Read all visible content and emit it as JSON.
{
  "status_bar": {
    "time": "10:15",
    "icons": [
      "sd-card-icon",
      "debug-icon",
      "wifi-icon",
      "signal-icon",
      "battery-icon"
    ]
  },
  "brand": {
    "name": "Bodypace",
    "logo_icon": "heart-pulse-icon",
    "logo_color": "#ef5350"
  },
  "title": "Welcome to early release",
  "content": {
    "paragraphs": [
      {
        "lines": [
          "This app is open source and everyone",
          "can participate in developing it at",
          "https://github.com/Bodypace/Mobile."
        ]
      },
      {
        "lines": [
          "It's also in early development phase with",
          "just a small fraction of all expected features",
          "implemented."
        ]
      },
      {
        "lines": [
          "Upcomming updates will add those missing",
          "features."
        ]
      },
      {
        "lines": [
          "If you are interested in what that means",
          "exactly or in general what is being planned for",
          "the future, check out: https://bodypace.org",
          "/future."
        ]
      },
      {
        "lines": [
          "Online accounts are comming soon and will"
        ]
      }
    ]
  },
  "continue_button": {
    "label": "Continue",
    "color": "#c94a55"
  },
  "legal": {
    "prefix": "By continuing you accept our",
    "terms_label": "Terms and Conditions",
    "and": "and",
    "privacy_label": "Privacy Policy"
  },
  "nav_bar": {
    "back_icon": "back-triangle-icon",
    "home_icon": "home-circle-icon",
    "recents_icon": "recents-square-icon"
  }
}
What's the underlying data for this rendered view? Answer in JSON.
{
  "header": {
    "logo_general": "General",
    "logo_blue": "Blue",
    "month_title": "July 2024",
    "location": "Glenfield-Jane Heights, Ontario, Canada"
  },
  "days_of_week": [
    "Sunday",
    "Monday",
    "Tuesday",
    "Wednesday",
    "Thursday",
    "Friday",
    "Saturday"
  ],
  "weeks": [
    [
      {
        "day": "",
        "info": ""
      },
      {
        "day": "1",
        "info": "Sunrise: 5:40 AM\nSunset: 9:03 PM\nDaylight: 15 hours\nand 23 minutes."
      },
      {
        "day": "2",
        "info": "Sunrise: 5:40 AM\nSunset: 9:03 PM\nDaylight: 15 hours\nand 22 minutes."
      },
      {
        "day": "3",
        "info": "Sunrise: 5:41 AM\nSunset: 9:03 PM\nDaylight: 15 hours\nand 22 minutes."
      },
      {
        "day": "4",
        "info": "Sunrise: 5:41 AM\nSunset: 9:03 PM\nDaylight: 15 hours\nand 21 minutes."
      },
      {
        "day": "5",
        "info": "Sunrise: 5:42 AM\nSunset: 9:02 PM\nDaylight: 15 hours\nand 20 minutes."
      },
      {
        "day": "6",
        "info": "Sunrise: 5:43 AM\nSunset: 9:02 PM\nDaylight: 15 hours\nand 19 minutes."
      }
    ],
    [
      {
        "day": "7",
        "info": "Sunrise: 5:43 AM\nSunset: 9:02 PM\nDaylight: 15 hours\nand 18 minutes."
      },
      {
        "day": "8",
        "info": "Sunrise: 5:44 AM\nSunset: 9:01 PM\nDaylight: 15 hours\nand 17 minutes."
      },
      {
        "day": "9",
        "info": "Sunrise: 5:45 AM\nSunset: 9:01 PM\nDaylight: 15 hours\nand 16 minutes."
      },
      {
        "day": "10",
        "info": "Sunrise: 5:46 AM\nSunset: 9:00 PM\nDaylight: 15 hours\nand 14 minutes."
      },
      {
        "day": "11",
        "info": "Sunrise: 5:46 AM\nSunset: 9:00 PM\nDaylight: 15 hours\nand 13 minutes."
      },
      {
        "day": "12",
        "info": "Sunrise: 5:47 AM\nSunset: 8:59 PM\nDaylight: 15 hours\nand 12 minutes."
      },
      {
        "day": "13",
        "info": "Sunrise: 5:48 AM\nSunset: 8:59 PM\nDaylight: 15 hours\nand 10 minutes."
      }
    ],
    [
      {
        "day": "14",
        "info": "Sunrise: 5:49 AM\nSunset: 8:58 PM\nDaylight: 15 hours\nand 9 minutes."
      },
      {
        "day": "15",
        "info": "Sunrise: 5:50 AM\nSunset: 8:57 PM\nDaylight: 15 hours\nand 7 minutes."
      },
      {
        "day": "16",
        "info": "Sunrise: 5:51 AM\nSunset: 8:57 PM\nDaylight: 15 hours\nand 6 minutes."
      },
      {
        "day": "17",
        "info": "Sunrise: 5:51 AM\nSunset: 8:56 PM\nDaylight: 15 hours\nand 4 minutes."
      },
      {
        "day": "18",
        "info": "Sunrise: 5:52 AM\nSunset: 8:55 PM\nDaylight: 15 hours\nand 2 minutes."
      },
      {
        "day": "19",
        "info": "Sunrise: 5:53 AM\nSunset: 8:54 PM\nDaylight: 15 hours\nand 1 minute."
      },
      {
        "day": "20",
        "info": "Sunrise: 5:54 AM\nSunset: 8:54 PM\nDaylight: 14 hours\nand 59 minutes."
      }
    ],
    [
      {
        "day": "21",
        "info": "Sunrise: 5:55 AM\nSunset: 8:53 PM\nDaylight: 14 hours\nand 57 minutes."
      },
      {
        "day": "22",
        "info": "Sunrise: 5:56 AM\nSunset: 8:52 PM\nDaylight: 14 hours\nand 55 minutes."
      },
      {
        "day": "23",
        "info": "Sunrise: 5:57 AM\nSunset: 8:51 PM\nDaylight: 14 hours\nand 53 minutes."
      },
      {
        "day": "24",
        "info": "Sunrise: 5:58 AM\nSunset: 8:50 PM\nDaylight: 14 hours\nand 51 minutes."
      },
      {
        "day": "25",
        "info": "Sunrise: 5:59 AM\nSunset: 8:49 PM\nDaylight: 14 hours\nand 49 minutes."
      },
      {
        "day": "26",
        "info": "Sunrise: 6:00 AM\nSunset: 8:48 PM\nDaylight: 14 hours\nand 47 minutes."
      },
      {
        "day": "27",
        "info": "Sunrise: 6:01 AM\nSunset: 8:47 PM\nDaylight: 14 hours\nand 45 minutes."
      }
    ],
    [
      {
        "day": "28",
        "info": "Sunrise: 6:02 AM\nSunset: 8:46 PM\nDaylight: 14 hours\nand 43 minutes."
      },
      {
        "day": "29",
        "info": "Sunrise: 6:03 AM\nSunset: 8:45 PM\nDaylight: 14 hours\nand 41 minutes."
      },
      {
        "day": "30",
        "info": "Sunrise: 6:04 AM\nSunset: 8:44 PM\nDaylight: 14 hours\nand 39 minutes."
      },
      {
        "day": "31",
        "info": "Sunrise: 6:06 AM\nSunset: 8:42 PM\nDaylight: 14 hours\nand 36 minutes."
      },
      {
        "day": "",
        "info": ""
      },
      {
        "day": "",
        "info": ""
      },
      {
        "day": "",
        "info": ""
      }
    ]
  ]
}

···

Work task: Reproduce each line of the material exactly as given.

Output of the task:
Read all visible content and emit it as JSON.
{
  "status_bar": {
    "time": "10:15",
    "icons": [
      "sd-card-icon",
      "debug-icon",
      "wifi-icon",
      "signal-icon",
      "battery-icon"
    ]
  },
  "brand": {
    "name": "Bodypace",
    "logo_icon": "heart-pulse-icon",
    "logo_color": "#ef5350"
  },
  "title": "Welcome to early release",
  "content": {
    "paragraphs": [
      {
        "lines": [
          "This app is open source and everyone",
          "can participate in developing it at",
          "https://github.com/Bodypace/Mobile."
        ]
      },
      {
        "lines": [
          "It's also in early development phase with",
          "just a small fraction of all expected features",
          "implemented."
        ]
      },
      {
        "lines": [
          "Upcomming updates will add those missing",
          "features."
        ]
      },
      {
        "lines": [
          "If you are interested in what that means",
          "exactly or in general what is being planned for",
          "the future, check out: https://bodypace.org",
          "/future."
        ]
      },
      {
        "lines": [
          "Online accounts are comming soon and will"
        ]
      }
    ]
  },
  "continue_button": {
    "label": "Continue",
    "color": "#c94a55"
  },
  "legal": {
    "prefix": "By continuing you accept our",
    "terms_label": "Terms and Conditions",
    "and": "and",
    "privacy_label": "Privacy Policy"
  },
  "nav_bar": {
    "back_icon": "back-triangle-icon",
    "home_icon": "home-circle-icon",
    "recents_icon": "recents-square-icon"
  }
}
What's the underlying data for this rendered view? Answer in JSON.
{
  "header": {
    "logo_general": "General",
    "logo_blue": "Blue",
    "month_title": "July 2024",
    "location": "Glenfield-Jane Heights, Ontario, Canada"
  },
  "days_of_week": [
    "Sunday",
    "Monday",
    "Tuesday",
    "Wednesday",
    "Thursday",
    "Friday",
    "Saturday"
  ],
  "weeks": [
    [
      {
        "day": "",
        "info": ""
      },
      {
        "day": "1",
        "info": "Sunrise: 5:40 AM\nSunset: 9:03 PM\nDaylight: 15 hours\nand 23 minutes."
      },
      {
        "day": "2",
        "info": "Sunrise: 5:40 AM\nSunset: 9:03 PM\nDaylight: 15 hours\nand 22 minutes."
      },
      {
        "day": "3",
        "info": "Sunrise: 5:41 AM\nSunset: 9:03 PM\nDaylight: 15 hours\nand 22 minutes."
      },
      {
        "day": "4",
        "info": "Sunrise: 5:41 AM\nSunset: 9:03 PM\nDaylight: 15 hours\nand 21 minutes."
      },
      {
        "day": "5",
        "info": "Sunrise: 5:42 AM\nSunset: 9:02 PM\nDaylight: 15 hours\nand 20 minutes."
      },
      {
        "day": "6",
        "info": "Sunrise: 5:43 AM\nSunset: 9:02 PM\nDaylight: 15 hours\nand 19 minutes."
      }
    ],
    [
      {
        "day": "7",
        "info": "Sunrise: 5:43 AM\nSunset: 9:02 PM\nDaylight: 15 hours\nand 18 minutes."
      },
      {
        "day": "8",
        "info": "Sunrise: 5:44 AM\nSunset: 9:01 PM\nDaylight: 15 hours\nand 17 minutes."
      },
      {
        "day": "9",
        "info": "Sunrise: 5:45 AM\nSunset: 9:01 PM\nDaylight: 15 hours\nand 16 minutes."
      },
      {
        "day": "10",
        "info": "Sunrise: 5:46 AM\nSunset: 9:00 PM\nDaylight: 15 hours\nand 14 minutes."
      },
      {
        "day": "11",
        "info": "Sunrise: 5:46 AM\nSunset: 9:00 PM\nDaylight: 15 hours\nand 13 minutes."
      },
      {
        "day": "12",
        "info": "Sunrise: 5:47 AM\nSunset: 8:59 PM\nDaylight: 15 hours\nand 12 minutes."
      },
      {
        "day": "13",
        "info": "Sunrise: 5:48 AM\nSunset: 8:59 PM\nDaylight: 15 hours\nand 10 minutes."
      }
    ],
    [
      {
        "day": "14",
        "info": "Sunrise: 5:49 AM\nSunset: 8:58 PM\nDaylight: 15 hours\nand 9 minutes."
      },
      {
        "day": "15",
        "info": "Sunrise: 5:50 AM\nSunset: 8:57 PM\nDaylight: 15 hours\nand 7 minutes."
      },
      {
        "day": "16",
        "info": "Sunrise: 5:51 AM\nSunset: 8:57 PM\nDaylight: 15 hours\nand 6 minutes."
      },
      {
        "day": "17",
        "info": "Sunrise: 5:51 AM\nSunset: 8:56 PM\nDaylight: 15 hours\nand 4 minutes."
      },
      {
        "day": "18",
        "info": "Sunrise: 5:52 AM\nSunset: 8:55 PM\nDaylight: 15 hours\nand 2 minutes."
      },
      {
        "day": "19",
        "info": "Sunrise: 5:53 AM\nSunset: 8:54 PM\nDaylight: 15 hours\nand 1 minute."
      },
      {
        "day": "20",
        "info": "Sunrise: 5:54 AM\nSunset: 8:54 PM\nDaylight: 14 hours\nand 59 minutes."
      }
    ],
    [
      {
        "day": "21",
        "info": "Sunrise: 5:55 AM\nSunset: 8:53 PM\nDaylight: 14 hours\nand 57 minutes."
      },
      {
        "day": "22",
        "info": "Sunrise: 5:56 AM\nSunset: 8:52 PM\nDaylight: 14 hours\nand 55 minutes."
      },
      {
        "day": "23",
        "info": "Sunrise: 5:57 AM\nSunset: 8:51 PM\nDaylight: 14 hours\nand 53 minutes."
      },
      {
        "day": "24",
        "info": "Sunrise: 5:58 AM\nSunset: 8:50 PM\nDaylight: 14 hours\nand 51 minutes."
      },
      {
        "day": "25",
        "info": "Sunrise: 5:59 AM\nSunset: 8:49 PM\nDaylight: 14 hours\nand 49 minutes."
      },
      {
        "day": "26",
        "info": "Sunrise: 6:00 AM\nSunset: 8:48 PM\nDaylight: 14 hours\nand 47 minutes."
      },
      {
        "day": "27",
        "info": "Sunrise: 6:01 AM\nSunset: 8:47 PM\nDaylight: 14 hours\nand 45 minutes."
      }
    ],
    [
      {
        "day": "28",
        "info": "Sunrise: 6:02 AM\nSunset: 8:46 PM\nDaylight: 14 hours\nand 43 minutes."
      },
      {
        "day": "29",
        "info": "Sunrise: 6:03 AM\nSunset: 8:45 PM\nDaylight: 14 hours\nand 41 minutes."
      },
      {
        "day": "30",
        "info": "Sunrise: 6:04 AM\nSunset: 8:44 PM\nDaylight: 14 hours\nand 39 minutes."
      },
      {
        "day": "31",
        "info": "Sunrise: 6:06 AM\nSunset: 8:42 PM\nDaylight: 14 hours\nand 36 minutes."
      },
      {
        "day": "",
        "info": ""
      },
      {
        "day": "",
        "info": ""
      },
      {
        "day": "",
        "info": ""
      }
    ]
  ]
}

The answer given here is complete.